*** Block opens ***

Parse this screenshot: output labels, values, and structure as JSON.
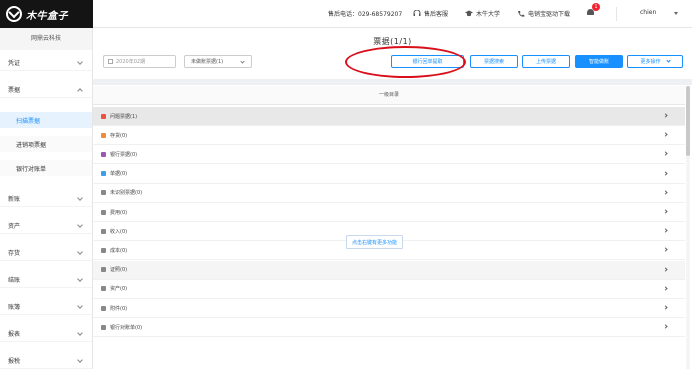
{
  "header": {
    "logo_text": "木牛盒子",
    "hotline": "售后电话：029-68579207",
    "support": "售后客服",
    "university": "木牛大学",
    "driver_download": "电销宝驱动下载",
    "notification_count": "1",
    "username": "chien"
  },
  "sidebar": {
    "company": "网鼎云科技",
    "items": [
      {
        "label": "凭证"
      },
      {
        "label": "票据"
      },
      {
        "label": "新账"
      },
      {
        "label": "资产"
      },
      {
        "label": "存货"
      },
      {
        "label": "结账"
      },
      {
        "label": "账簿"
      },
      {
        "label": "报表"
      },
      {
        "label": "报税"
      }
    ],
    "subitems": [
      {
        "label": "扫描票据"
      },
      {
        "label": "进销项票据"
      },
      {
        "label": "银行对账单"
      }
    ]
  },
  "main": {
    "title": "票据(1/1)",
    "period_placeholder": "2020年02期",
    "filter_select": "未做账票据(1)",
    "buttons": {
      "bank_receipt": "银行回单提取",
      "search": "票据搜索",
      "upload": "上传票据",
      "smart_account": "智能做账",
      "more": "更多操作"
    },
    "directory_title": "一级目录",
    "rows": [
      {
        "label": "问题票据(1)",
        "color": "#e8543f"
      },
      {
        "label": "存货(0)",
        "color": "#f08c3a"
      },
      {
        "label": "银行票据(0)",
        "color": "#9b59b6"
      },
      {
        "label": "单据(0)",
        "color": "#3a9ee8"
      },
      {
        "label": "未识别票据(0)",
        "color": "#888888"
      },
      {
        "label": "费用(0)",
        "color": "#888888"
      },
      {
        "label": "收入(0)",
        "color": "#888888"
      },
      {
        "label": "成本(0)",
        "color": "#888888"
      },
      {
        "label": "证照(0)",
        "color": "#888888"
      },
      {
        "label": "资产(0)",
        "color": "#888888"
      },
      {
        "label": "附件(0)",
        "color": "#888888"
      },
      {
        "label": "银行对账单(0)",
        "color": "#888888"
      }
    ],
    "context_tip": "点击右键有更多功能"
  }
}
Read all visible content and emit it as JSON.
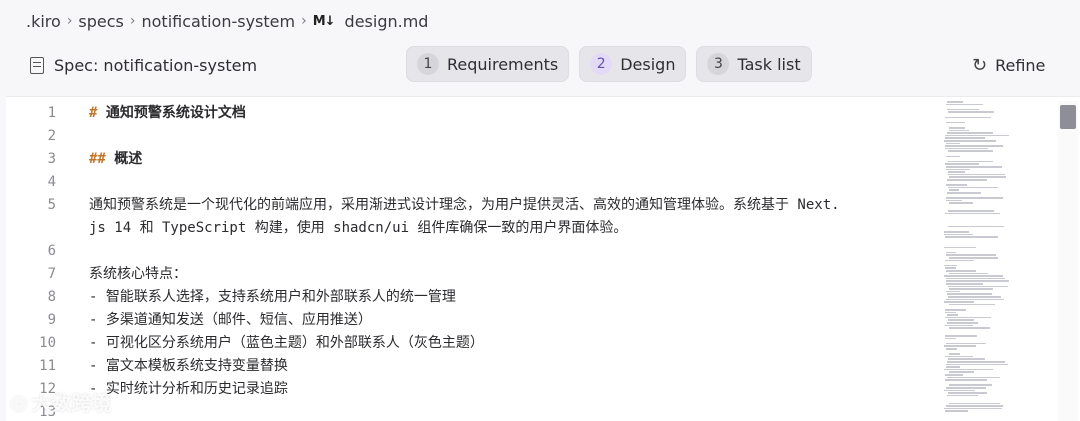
{
  "breadcrumb": {
    "items": [
      ".kiro",
      "specs",
      "notification-system",
      "design.md"
    ],
    "file_icon": "markdown-icon",
    "file_icon_text": "M↓"
  },
  "header": {
    "spec_title": "Spec: notification-system",
    "tabs": [
      {
        "num": "1",
        "label": "Requirements"
      },
      {
        "num": "2",
        "label": "Design"
      },
      {
        "num": "3",
        "label": "Task list"
      }
    ],
    "active_tab": "Design",
    "refine_label": "Refine"
  },
  "editor": {
    "lines": [
      {
        "n": "1",
        "text": "通知预警系统设计文档",
        "marker": "#"
      },
      {
        "n": "2",
        "text": ""
      },
      {
        "n": "3",
        "text": "概述",
        "marker": "##"
      },
      {
        "n": "4",
        "text": ""
      },
      {
        "n": "5",
        "text": "通知预警系统是一个现代化的前端应用，采用渐进式设计理念，为用户提供灵活、高效的通知管理体验。系统基于 Next."
      },
      {
        "n": "",
        "text": "js 14 和 TypeScript 构建，使用 shadcn/ui 组件库确保一致的用户界面体验。"
      },
      {
        "n": "6",
        "text": ""
      },
      {
        "n": "7",
        "text": "系统核心特点："
      },
      {
        "n": "8",
        "text": "- 智能联系人选择，支持系统用户和外部联系人的统一管理"
      },
      {
        "n": "9",
        "text": "- 多渠道通知发送（邮件、短信、应用推送）"
      },
      {
        "n": "10",
        "text": "- 可视化区分系统用户（蓝色主题）和外部联系人（灰色主题）"
      },
      {
        "n": "11",
        "text": "- 富文本模板系统支持变量替换"
      },
      {
        "n": "12",
        "text": "- 实时统计分析和历史记录追踪"
      },
      {
        "n": "13",
        "text": ""
      }
    ]
  },
  "watermark": "大数跨境",
  "colors": {
    "accent": "#6a4fb3",
    "heading_marker": "#c0762a"
  }
}
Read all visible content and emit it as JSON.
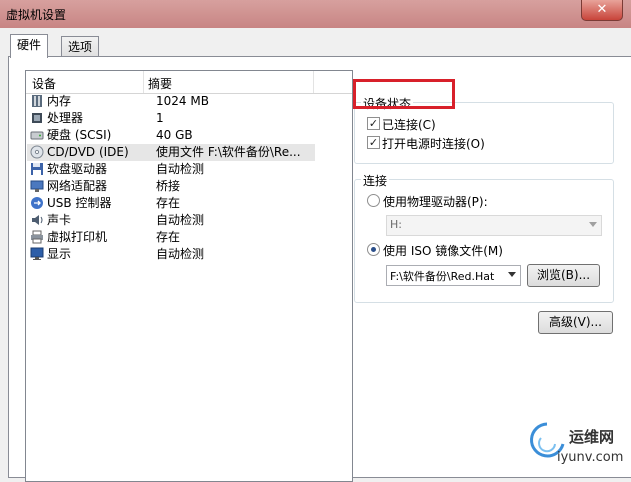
{
  "window": {
    "title": "虚拟机设置"
  },
  "tabs": [
    {
      "label": "硬件"
    },
    {
      "label": "选项"
    }
  ],
  "device_list": {
    "columns": {
      "device": "设备",
      "summary": "摘要"
    },
    "rows": [
      {
        "name": "内存",
        "summary": "1024 MB",
        "icon": "memory-icon"
      },
      {
        "name": "处理器",
        "summary": "1",
        "icon": "processor-icon"
      },
      {
        "name": "硬盘 (SCSI)",
        "summary": "40 GB",
        "icon": "harddisk-icon"
      },
      {
        "name": "CD/DVD (IDE)",
        "summary": "使用文件 F:\\软件备份\\Re...",
        "icon": "cdrom-icon"
      },
      {
        "name": "软盘驱动器",
        "summary": "自动检测",
        "icon": "floppy-icon"
      },
      {
        "name": "网络适配器",
        "summary": "桥接",
        "icon": "network-icon"
      },
      {
        "name": "USB 控制器",
        "summary": "存在",
        "icon": "usb-icon"
      },
      {
        "name": "声卡",
        "summary": "自动检测",
        "icon": "sound-icon"
      },
      {
        "name": "虚拟打印机",
        "summary": "存在",
        "icon": "printer-icon"
      },
      {
        "name": "显示",
        "summary": "自动检测",
        "icon": "display-icon"
      }
    ]
  },
  "device_status": {
    "title": "设备状态",
    "connected": {
      "label": "已连接(C)",
      "checked": true
    },
    "connect_at_power_on": {
      "label": "打开电源时连接(O)",
      "checked": true
    }
  },
  "connection": {
    "title": "连接",
    "physical": {
      "label": "使用物理驱动器(P):",
      "selected": false,
      "value": "H:"
    },
    "iso": {
      "label": "使用 ISO 镜像文件(M)",
      "selected": true,
      "value": "F:\\软件备份\\Red.Hat"
    },
    "browse_label": "浏览(B)..."
  },
  "advanced_label": "高级(V)...",
  "watermark": {
    "text": "运维网",
    "url": "iyunv.com"
  },
  "colors": {
    "highlight": "#d8202a",
    "titlebar": "#c88584"
  }
}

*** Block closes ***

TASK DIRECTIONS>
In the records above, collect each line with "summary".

YOUR RESPONSE>
      "summary": "摘要"
        "summary": "1024 MB",
        "summary": "1",
        "summary": "40 GB",
        "summary": "使用文件 F:\\软件备份\\Re...",
        "summary": "自动检测",
        "summary": "桥接",
        "summary": "存在",
        "summary": "自动检测",
        "summary": "存在",
        "summary": "自动检测",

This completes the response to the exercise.